After leaving the aid station, I let my mind wander as I quickly traversed the flat miles before the next climb. I passed a sign intended for cars the near by road that ironically warned “Danger, slow down”. I was running well and feeling good, and then suddenly I turned my ankle. The runner behind me said “Ouch” as if he knew too well what this felt like while I tried to catch my balance and step off the trail. I paused for a bit to let the pain sub-side. Most of the remainder of the runners passed me here. I was regretting not using my ankle brace on this run. The ankle did not sprain or swell, and I slowly started walking a while to give it time to recover. I have walked out of a few training runs after doing something similar, because once I did not stop after a similar event, only to injure the ankle more severely later in the run. With a history of ankle problems, I have been placing greater priority on not injuring it further over getting in all the miles in the training plan. But this time I decided to continue on. But I did so slowly and carefully.

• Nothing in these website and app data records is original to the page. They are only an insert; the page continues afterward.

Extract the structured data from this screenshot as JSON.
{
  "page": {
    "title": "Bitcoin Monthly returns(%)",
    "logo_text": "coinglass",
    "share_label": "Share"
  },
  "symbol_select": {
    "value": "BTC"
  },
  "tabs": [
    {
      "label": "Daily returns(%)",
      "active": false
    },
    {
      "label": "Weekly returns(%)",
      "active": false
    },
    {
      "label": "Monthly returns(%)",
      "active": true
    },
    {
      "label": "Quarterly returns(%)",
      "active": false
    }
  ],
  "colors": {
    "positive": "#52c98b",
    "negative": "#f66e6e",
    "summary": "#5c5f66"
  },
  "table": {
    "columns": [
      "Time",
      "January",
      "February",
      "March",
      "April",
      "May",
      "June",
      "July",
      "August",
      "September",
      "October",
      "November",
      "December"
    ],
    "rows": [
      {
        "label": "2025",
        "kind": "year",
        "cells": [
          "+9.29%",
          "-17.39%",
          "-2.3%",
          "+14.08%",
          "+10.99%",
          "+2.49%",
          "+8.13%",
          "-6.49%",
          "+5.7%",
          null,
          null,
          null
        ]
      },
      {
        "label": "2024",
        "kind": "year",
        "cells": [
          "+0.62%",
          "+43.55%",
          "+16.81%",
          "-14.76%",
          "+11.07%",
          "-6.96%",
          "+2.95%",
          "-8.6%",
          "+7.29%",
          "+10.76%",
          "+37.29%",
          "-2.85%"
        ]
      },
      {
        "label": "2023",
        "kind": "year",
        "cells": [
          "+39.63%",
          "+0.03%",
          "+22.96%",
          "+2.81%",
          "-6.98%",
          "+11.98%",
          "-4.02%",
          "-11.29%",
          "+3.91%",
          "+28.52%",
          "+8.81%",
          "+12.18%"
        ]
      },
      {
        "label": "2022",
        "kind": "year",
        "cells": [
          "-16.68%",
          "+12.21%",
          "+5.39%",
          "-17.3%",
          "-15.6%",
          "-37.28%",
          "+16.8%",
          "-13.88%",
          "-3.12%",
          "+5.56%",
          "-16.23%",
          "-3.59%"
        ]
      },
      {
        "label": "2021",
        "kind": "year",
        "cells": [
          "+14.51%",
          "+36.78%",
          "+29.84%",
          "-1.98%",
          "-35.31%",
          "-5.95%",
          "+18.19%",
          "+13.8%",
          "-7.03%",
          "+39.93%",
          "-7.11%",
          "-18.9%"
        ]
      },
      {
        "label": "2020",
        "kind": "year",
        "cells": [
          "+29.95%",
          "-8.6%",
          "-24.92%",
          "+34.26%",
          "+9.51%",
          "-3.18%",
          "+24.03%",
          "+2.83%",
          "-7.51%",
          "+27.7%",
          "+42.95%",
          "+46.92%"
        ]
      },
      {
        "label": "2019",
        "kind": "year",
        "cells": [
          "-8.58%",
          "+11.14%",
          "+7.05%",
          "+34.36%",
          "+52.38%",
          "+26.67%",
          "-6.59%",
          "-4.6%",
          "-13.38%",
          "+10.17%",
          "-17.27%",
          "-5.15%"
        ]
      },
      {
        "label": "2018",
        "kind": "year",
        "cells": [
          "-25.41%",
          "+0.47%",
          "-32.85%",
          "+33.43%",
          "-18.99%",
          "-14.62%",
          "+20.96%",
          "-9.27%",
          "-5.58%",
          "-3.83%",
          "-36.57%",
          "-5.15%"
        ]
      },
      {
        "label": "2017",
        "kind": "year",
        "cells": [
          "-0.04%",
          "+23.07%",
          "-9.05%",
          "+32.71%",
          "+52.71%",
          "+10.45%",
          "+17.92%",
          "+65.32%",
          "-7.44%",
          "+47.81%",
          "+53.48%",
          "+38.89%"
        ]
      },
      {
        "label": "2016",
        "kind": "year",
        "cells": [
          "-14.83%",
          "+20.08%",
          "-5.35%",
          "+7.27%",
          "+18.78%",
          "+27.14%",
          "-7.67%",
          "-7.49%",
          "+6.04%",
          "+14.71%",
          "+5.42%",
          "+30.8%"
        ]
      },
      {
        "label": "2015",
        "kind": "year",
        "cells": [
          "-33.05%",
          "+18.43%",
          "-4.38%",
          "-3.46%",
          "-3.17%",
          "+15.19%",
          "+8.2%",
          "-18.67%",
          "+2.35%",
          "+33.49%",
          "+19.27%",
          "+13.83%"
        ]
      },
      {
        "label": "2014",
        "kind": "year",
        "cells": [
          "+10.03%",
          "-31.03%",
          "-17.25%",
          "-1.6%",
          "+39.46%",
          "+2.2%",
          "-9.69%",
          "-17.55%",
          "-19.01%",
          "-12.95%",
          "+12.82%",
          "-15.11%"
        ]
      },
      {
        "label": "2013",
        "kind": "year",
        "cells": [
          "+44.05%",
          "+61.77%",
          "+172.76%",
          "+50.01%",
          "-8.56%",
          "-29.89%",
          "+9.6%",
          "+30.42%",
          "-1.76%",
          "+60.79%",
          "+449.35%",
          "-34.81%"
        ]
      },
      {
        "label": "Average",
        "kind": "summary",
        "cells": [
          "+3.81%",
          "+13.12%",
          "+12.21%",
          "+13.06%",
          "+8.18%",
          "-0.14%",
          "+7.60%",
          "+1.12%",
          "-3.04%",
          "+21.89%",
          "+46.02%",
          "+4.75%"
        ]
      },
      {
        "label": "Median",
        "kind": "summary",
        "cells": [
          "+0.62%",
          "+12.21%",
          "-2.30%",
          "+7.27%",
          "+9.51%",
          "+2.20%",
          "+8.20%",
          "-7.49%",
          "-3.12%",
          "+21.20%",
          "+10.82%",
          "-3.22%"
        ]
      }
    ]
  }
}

I walked most of the 7K middle loop to give my ankel some time for the soreness to go away. This loop included the highest elevation of the day. At the top of the hill, the trail turned to sand. Even though the trail flattened out I always find it hard to run in sand so I kept walking until the trail descended off the mountain. At the top, the trail markers led us up the steps of an observation post. The haze made it hard to see the scenery in the distance, but I snapped a picture of the turn-around sign as proof I was there.

Santa Cruz Mountains Trail Race
Santa Cruz Mountains Trail Race

I was able to start running slowly on the downhill once I got away from the sand. I had to pause for some horse riders on the way down so as not to spook the horses. I made my last stop at the aid station and then went back towards the start for the final 10k. During the 4th time passing through the stretch of trail where I nearly sprained my ankle, I made sure to take each step carefully. I did not see too many people on the way back, but some of the faster 50K runners were coming the opposite direction on their final out and back.

The creek crossing was refreshingly cool. Too bad there was not a similar river to soak in near the finish. I had to pause once for a horse rider so as not to spook the horse. About half a mile to go, the slower woman I passed at the first climb away from the start came running past me hard. And then the race was over. But I still had a few miles in the plan. I stayed on the flat roads since I thought that would be safer than the trail for my ankle, but it wasn’t completely comfortable on the ankle so I stopped early, only getting in 22 of the planned 23 miles (Later I saw I misread the schedule and that the plan called for 27 miles). With the ankle being sore for a day afterwords, it was probably best that I stopped early rather than risk further injury. I’ll be going back to the ankle brace for the rest of this running season.

Related Posts:


  1. Congrats on a great race! My fiance did the 29k too and also had a great time. I was sad not to get to do the river crossing....

    Good luck on your next race!


Enter a comment in the box below.

Blog Widget by LinkWithin